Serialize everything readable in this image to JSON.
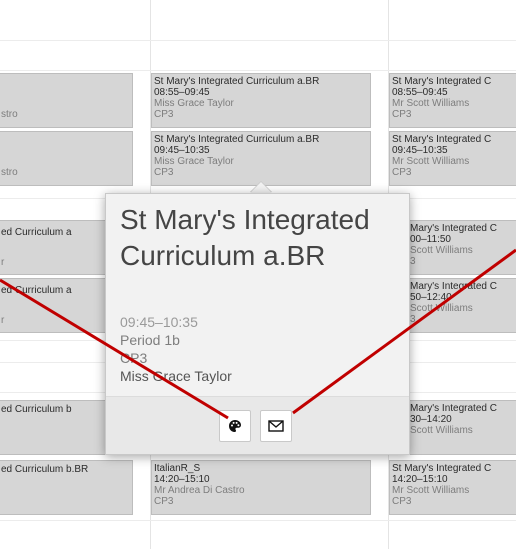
{
  "columns": {
    "left": [
      {
        "title": "",
        "time": "",
        "teacher": "stro",
        "room": ""
      },
      {
        "title": "",
        "time": "",
        "teacher": "stro",
        "room": ""
      },
      {
        "title": "ed Curriculum a",
        "time": "",
        "teacher": "r",
        "room": ""
      },
      {
        "title": "ed Curriculum a",
        "time": "",
        "teacher": "r",
        "room": ""
      },
      {
        "title": "ed Curriculum b",
        "time": "",
        "teacher": "",
        "room": ""
      },
      {
        "title": "ed Curriculum b.BR",
        "time": "",
        "teacher": "",
        "room": ""
      }
    ],
    "middle": [
      {
        "title": "St Mary's Integrated Curriculum a.BR",
        "time": "08:55–09:45",
        "teacher": "Miss Grace Taylor",
        "room": "CP3"
      },
      {
        "title": "St Mary's Integrated Curriculum a.BR",
        "time": "09:45–10:35",
        "teacher": "Miss Grace Taylor",
        "room": "CP3"
      },
      {
        "title": "ItalianR_S",
        "time": "14:20–15:10",
        "teacher": "Mr Andrea Di Castro",
        "room": "CP3"
      }
    ],
    "right": [
      {
        "title": "St Mary's Integrated C",
        "time": "08:55–09:45",
        "teacher": "Mr Scott Williams",
        "room": "CP3"
      },
      {
        "title": "St Mary's Integrated C",
        "time": "09:45–10:35",
        "teacher": "Mr Scott Williams",
        "room": "CP3"
      },
      {
        "title": "Mary's Integrated C",
        "time": "00–11:50",
        "teacher": "Scott Williams",
        "room": "3"
      },
      {
        "title": "Mary's Integrated C",
        "time": "50–12:40",
        "teacher": "Scott Williams",
        "room": "3"
      },
      {
        "title": "Mary's Integrated C",
        "time": "30–14:20",
        "teacher": "Scott Williams",
        "room": "3"
      },
      {
        "title": "St Mary's Integrated C",
        "time": "14:20–15:10",
        "teacher": "Mr Scott Williams",
        "room": "CP3"
      }
    ]
  },
  "popover": {
    "title": "St Mary's Integrated Curriculum a.BR",
    "time": "09:45–10:35",
    "period": "Period 1b",
    "room": "CP3",
    "teacher": "Miss Grace Taylor",
    "buttons": [
      {
        "icon": "palette-icon"
      },
      {
        "icon": "envelope-icon"
      }
    ]
  },
  "colors": {
    "card_bg": "#d6d6d6",
    "annotation_line": "#c00000"
  }
}
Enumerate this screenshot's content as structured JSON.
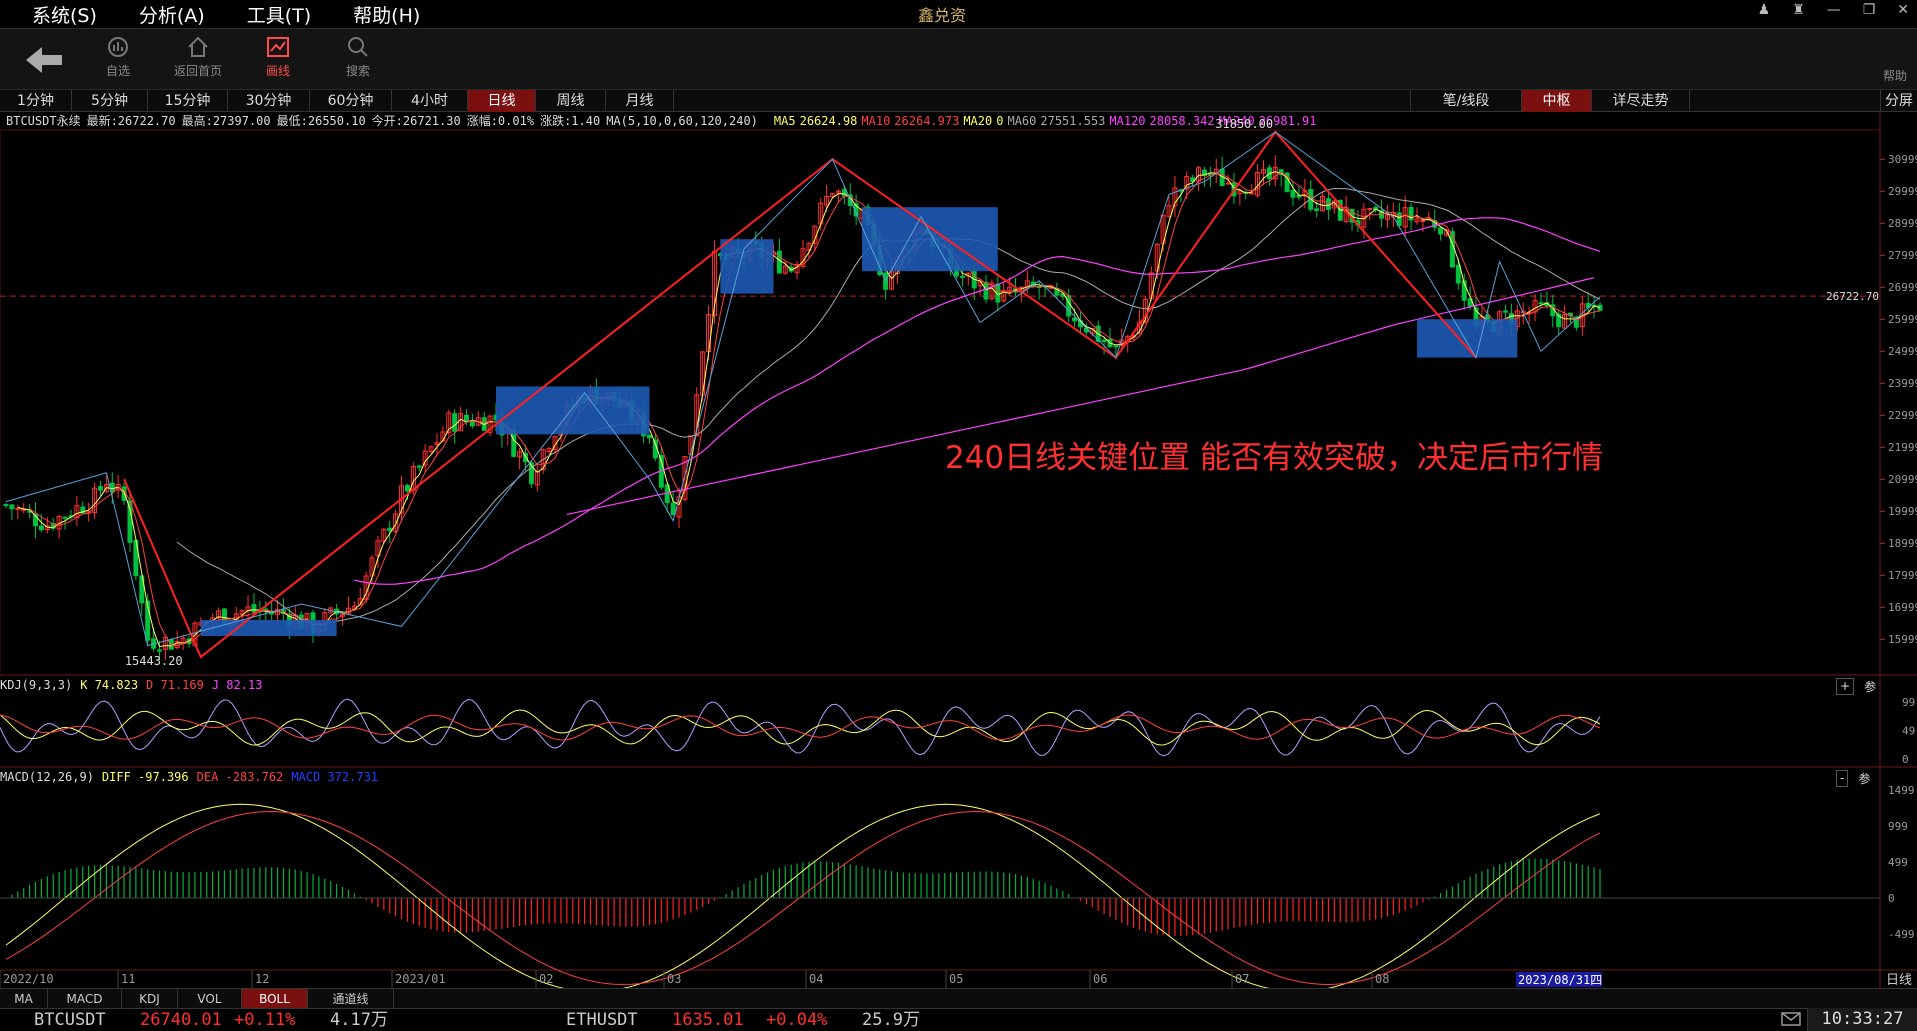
{
  "menu": {
    "items": [
      "系统(S)",
      "分析(A)",
      "工具(T)",
      "帮助(H)"
    ]
  },
  "app": {
    "logo": "鑫兑资"
  },
  "toolbar": {
    "items": [
      {
        "label": "自选",
        "icon": "star-circle-icon"
      },
      {
        "label": "返回首页",
        "icon": "home-icon"
      },
      {
        "label": "画线",
        "icon": "draw-line-icon"
      },
      {
        "label": "搜索",
        "icon": "search-icon"
      }
    ],
    "active": "画线",
    "help": "帮助"
  },
  "periods": {
    "items": [
      "1分钟",
      "5分钟",
      "15分钟",
      "30分钟",
      "60分钟",
      "4小时",
      "日线",
      "周线",
      "月线"
    ],
    "active": "日线",
    "right_items": [
      "笔/线段",
      "中枢",
      "详尽走势"
    ],
    "right_active": "中枢",
    "split": "分屏"
  },
  "quote": {
    "symbol": "BTCUSDT永续",
    "latest": "最新:26722.70",
    "high": "最高:27397.00",
    "low": "最低:26550.10",
    "open": "今开:26721.30",
    "change_pct": "涨幅:0.01%",
    "change": "涨跌:1.40",
    "ma_params": "MA(5,10,0,60,120,240)",
    "ma": [
      {
        "label": "MA5",
        "value": "26624.98",
        "color": "#ffff60"
      },
      {
        "label": "MA10",
        "value": "26264.973",
        "color": "#ff4040"
      },
      {
        "label": "MA20",
        "value": "0",
        "color": "#ffff60"
      },
      {
        "label": "MA60",
        "value": "27551.553",
        "color": "#aaaaaa"
      },
      {
        "label": "MA120",
        "value": "28058.342",
        "color": "#ff40ff"
      },
      {
        "label": "MA240",
        "value": "26981.91",
        "color": "#ff40ff"
      }
    ]
  },
  "price_axis": {
    "ticks": [
      "30999",
      "29999",
      "28999",
      "27999",
      "26999",
      "25999",
      "24999",
      "23999",
      "22999",
      "21999",
      "20999",
      "19999",
      "18999",
      "17999",
      "16999",
      "15999"
    ],
    "current": "26722.70"
  },
  "price_marks": {
    "high": "31850.00",
    "low": "15443.20"
  },
  "annotation": "240日线关键位置 能否有效突破，决定后市行情",
  "kdj": {
    "name": "KDJ(9,3,3)",
    "k": "K 74.823",
    "d": "D 71.169",
    "j": "J 82.13",
    "ticks": [
      "99",
      "49",
      "0"
    ],
    "btn_plus": "+",
    "btn_param": "参"
  },
  "macd": {
    "name": "MACD(12,26,9)",
    "diff": "DIFF -97.396",
    "dea": "DEA -283.762",
    "macd": "MACD 372.731",
    "ticks": [
      "1499",
      "999",
      "499",
      "0",
      "-499"
    ],
    "btn_minus": "-",
    "btn_param": "参"
  },
  "time_axis": {
    "labels": [
      "2022/10",
      "11",
      "12",
      "2023/01",
      "02",
      "03",
      "04",
      "05",
      "06",
      "07",
      "08"
    ],
    "cursor": "2023/08/31四",
    "unit": "日线"
  },
  "bottom_tabs": {
    "items": [
      "MA",
      "MACD",
      "KDJ",
      "VOL",
      "BOLL",
      "通道线"
    ],
    "active": "BOLL"
  },
  "status": {
    "q1": {
      "symbol": "BTCUSDT",
      "price": "26740.01",
      "pct": "+0.11%",
      "vol": "4.17万"
    },
    "q2": {
      "symbol": "ETHUSDT",
      "price": "1635.01",
      "pct": "+0.04%",
      "vol": "25.9万"
    },
    "clock": "10:33:27"
  },
  "colors": {
    "up": "#ff3030",
    "down": "#00c8c8",
    "ma5": "#ffff60",
    "ma10": "#ff4040",
    "ma60": "#aaaaaa",
    "ma120": "#ff40ff",
    "zs": "#1e5ab4"
  },
  "chart_data": {
    "type": "candlestick",
    "symbol": "BTCUSDT永续",
    "period": "日线",
    "x_range": [
      "2022/10",
      "2023/08/31"
    ],
    "y_range": [
      15443.2,
      31850.0
    ],
    "swing_points": [
      {
        "date": "2022/10",
        "price": 20000
      },
      {
        "date": "2022/11",
        "price": 21400
      },
      {
        "date": "2022/12",
        "price": 15443.2
      },
      {
        "date": "2023/02",
        "price": 25200
      },
      {
        "date": "2023/03",
        "price": 19500
      },
      {
        "date": "2023/04",
        "price": 30999
      },
      {
        "date": "2023/06",
        "price": 24800
      },
      {
        "date": "2023/07",
        "price": 31850.0
      },
      {
        "date": "2023/08",
        "price": 25200
      },
      {
        "date": "2023/08/31",
        "price": 26722.7
      }
    ]
  }
}
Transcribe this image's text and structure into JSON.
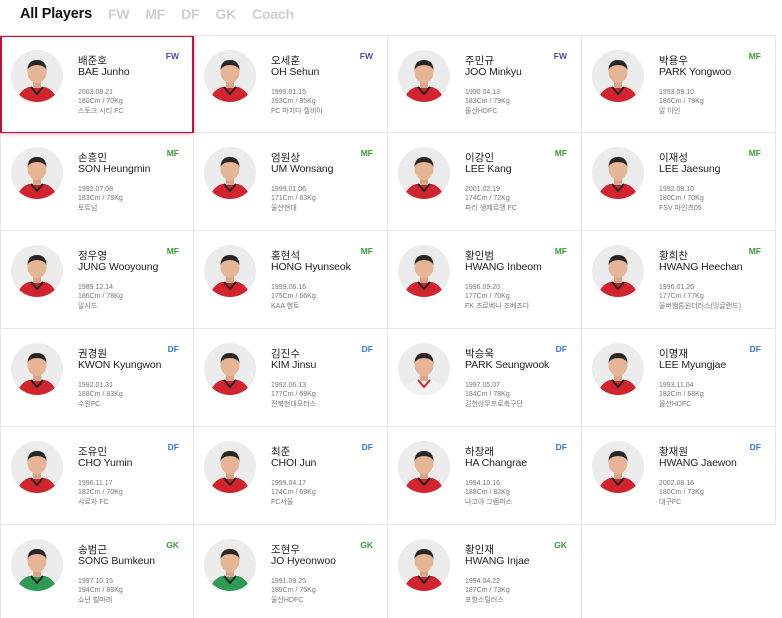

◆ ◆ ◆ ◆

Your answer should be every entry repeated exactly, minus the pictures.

- **Solution for this exercise**:
Serialize everything readable in this image to JSON.
{
  "columns": {
    "left": [
      {
        "title": "",
        "time": "",
        "teacher": "stro",
        "room": ""
      },
      {
        "title": "",
        "time": "",
        "teacher": "stro",
        "room": ""
      },
      {
        "title": "ed Curriculum a",
        "time": "",
        "teacher": "r",
        "room": ""
      },
      {
        "title": "ed Curriculum a",
        "time": "",
        "teacher": "r",
        "room": ""
      },
      {
        "title": "ed Curriculum b",
        "time": "",
        "teacher": "",
        "room": ""
      },
      {
        "title": "ed Curriculum b.BR",
        "time": "",
        "teacher": "",
        "room": ""
      }
    ],
    "middle": [
      {
        "title": "St Mary's Integrated Curriculum a.BR",
        "time": "08:55–09:45",
        "teacher": "Miss Grace Taylor",
        "room": "CP3"
      },
      {
        "title": "St Mary's Integrated Curriculum a.BR",
        "time": "09:45–10:35",
        "teacher": "Miss Grace Taylor",
        "room": "CP3"
      },
      {
        "title": "ItalianR_S",
        "time": "14:20–15:10",
        "teacher": "Mr Andrea Di Castro",
        "room": "CP3"
      }
    ],
    "right": [
      {
        "title": "St Mary's Integrated C",
        "time": "08:55–09:45",
        "teacher": "Mr Scott Williams",
        "room": "CP3"
      },
      {
        "title": "St Mary's Integrated C",
        "time": "09:45–10:35",
        "teacher": "Mr Scott Williams",
        "room": "CP3"
      },
      {
        "title": "Mary's Integrated C",
        "time": "00–11:50",
        "teacher": "Scott Williams",
        "room": "3"
      },
      {
        "title": "Mary's Integrated C",
        "time": "50–12:40",
        "teacher": "Scott Williams",
        "room": "3"
      },
      {
        "title": "Mary's Integrated C",
        "time": "30–14:20",
        "teacher": "Scott Williams",
        "room": "3"
      },
      {
        "title": "St Mary's Integrated C",
        "time": "14:20–15:10",
        "teacher": "Mr Scott Williams",
        "room": "CP3"
      }
    ]
  },
  "popover": {
    "title": "St Mary's Integrated Curriculum a.BR",
    "time": "09:45–10:35",
    "period": "Period 1b",
    "room": "CP3",
    "teacher": "Miss Grace Taylor",
    "buttons": [
      {
        "icon": "palette-icon"
      },
      {
        "icon": "envelope-icon"
      }
    ]
  },
  "colors": {
    "card_bg": "#d6d6d6",
    "annotation_line": "#c00000"
  }
}
Enumerate this screenshot's content as structured JSON.
{
  "menu": {
    "items": [
      "系统(S)",
      "分析(A)",
      "工具(T)",
      "帮助(H)"
    ]
  },
  "app": {
    "logo": "鑫兑资"
  },
  "toolbar": {
    "items": [
      {
        "label": "自选",
        "icon": "star-circle-icon"
      },
      {
        "label": "返回首页",
        "icon": "home-icon"
      },
      {
        "label": "画线",
        "icon": "draw-line-icon"
      },
      {
        "label": "搜索",
        "icon": "search-icon"
      }
    ],
    "active": "画线",
    "help": "帮助"
  },
  "periods": {
    "items": [
      "1分钟",
      "5分钟",
      "15分钟",
      "30分钟",
      "60分钟",
      "4小时",
      "日线",
      "周线",
      "月线"
    ],
    "active": "日线",
    "right_items": [
      "笔/线段",
      "中枢",
      "详尽走势"
    ],
    "right_active": "中枢",
    "split": "分屏"
  },
  "quote": {
    "symbol": "BTCUSDT永续",
    "latest": "最新:26722.70",
    "high": "最高:27397.00",
    "low": "最低:26550.10",
    "open": "今开:26721.30",
    "change_pct": "涨幅:0.01%",
    "change": "涨跌:1.40",
    "ma_params": "MA(5,10,0,60,120,240)",
    "ma": [
      {
        "label": "MA5",
        "value": "26624.98",
        "color": "#ffff60"
      },
      {
        "label": "MA10",
        "value": "26264.973",
        "color": "#ff4040"
      },
      {
        "label": "MA20",
        "value": "0",
        "color": "#ffff60"
      },
      {
        "label": "MA60",
        "value": "27551.553",
        "color": "#aaaaaa"
      },
      {
        "label": "MA120",
        "value": "28058.342",
        "color": "#ff40ff"
      },
      {
        "label": "MA240",
        "value": "26981.91",
        "color": "#ff40ff"
      }
    ]
  },
  "price_axis": {
    "ticks": [
      "30999",
      "29999",
      "28999",
      "27999",
      "26999",
      "25999",
      "24999",
      "23999",
      "22999",
      "21999",
      "20999",
      "19999",
      "18999",
      "17999",
      "16999",
      "15999"
    ],
    "current": "26722.70"
  },
  "price_marks": {
    "high": "31850.00",
    "low": "15443.20"
  },
  "annotation": "240日线关键位置 能否有效突破，决定后市行情",
  "kdj": {
    "name": "KDJ(9,3,3)",
    "k": "K 74.823",
    "d": "D 71.169",
    "j": "J 82.13",
    "ticks": [
      "99",
      "49",
      "0"
    ],
    "btn_plus": "+",
    "btn_param": "参"
  },
  "macd": {
    "name": "MACD(12,26,9)",
    "diff": "DIFF -97.396",
    "dea": "DEA -283.762",
    "macd": "MACD 372.731",
    "ticks": [
      "1499",
      "999",
      "499",
      "0",
      "-499"
    ],
    "btn_minus": "-",
    "btn_param": "参"
  },
  "time_axis": {
    "labels": [
      "2022/10",
      "11",
      "12",
      "2023/01",
      "02",
      "03",
      "04",
      "05",
      "06",
      "07",
      "08"
    ],
    "cursor": "2023/08/31四",
    "unit": "日线"
  },
  "bottom_tabs": {
    "items": [
      "MA",
      "MACD",
      "KDJ",
      "VOL",
      "BOLL",
      "通道线"
    ],
    "active": "BOLL"
  },
  "status": {
    "q1": {
      "symbol": "BTCUSDT",
      "price": "26740.01",
      "pct": "+0.11%",
      "vol": "4.17万"
    },
    "q2": {
      "symbol": "ETHUSDT",
      "price": "1635.01",
      "pct": "+0.04%",
      "vol": "25.9万"
    },
    "clock": "10:33:27"
  },
  "colors": {
    "up": "#ff3030",
    "down": "#00c8c8",
    "ma5": "#ffff60",
    "ma10": "#ff4040",
    "ma60": "#aaaaaa",
    "ma120": "#ff40ff",
    "zs": "#1e5ab4"
  },
  "chart_data": {
    "type": "candlestick",
    "symbol": "BTCUSDT永续",
    "period": "日线",
    "x_range": [
      "2022/10",
      "2023/08/31"
    ],
    "y_range": [
      15443.2,
      31850.0
    ],
    "swing_points": [
      {
        "date": "2022/10",
        "price": 20000
      },
      {
        "date": "2022/11",
        "price": 21400
      },
      {
        "date": "2022/12",
        "price": 15443.2
      },
      {
        "date": "2023/02",
        "price": 25200
      },
      {
        "date": "2023/03",
        "price": 19500
      },
      {
        "date": "2023/04",
        "price": 30999
      },
      {
        "date": "2023/06",
        "price": 24800
      },
      {
        "date": "2023/07",
        "price": 31850.0
      },
      {
        "date": "2023/08",
        "price": 25200
      },
      {
        "date": "2023/08/31",
        "price": 26722.7
      }
    ]
  }
}
Transcribe this image's text and structure into JSON.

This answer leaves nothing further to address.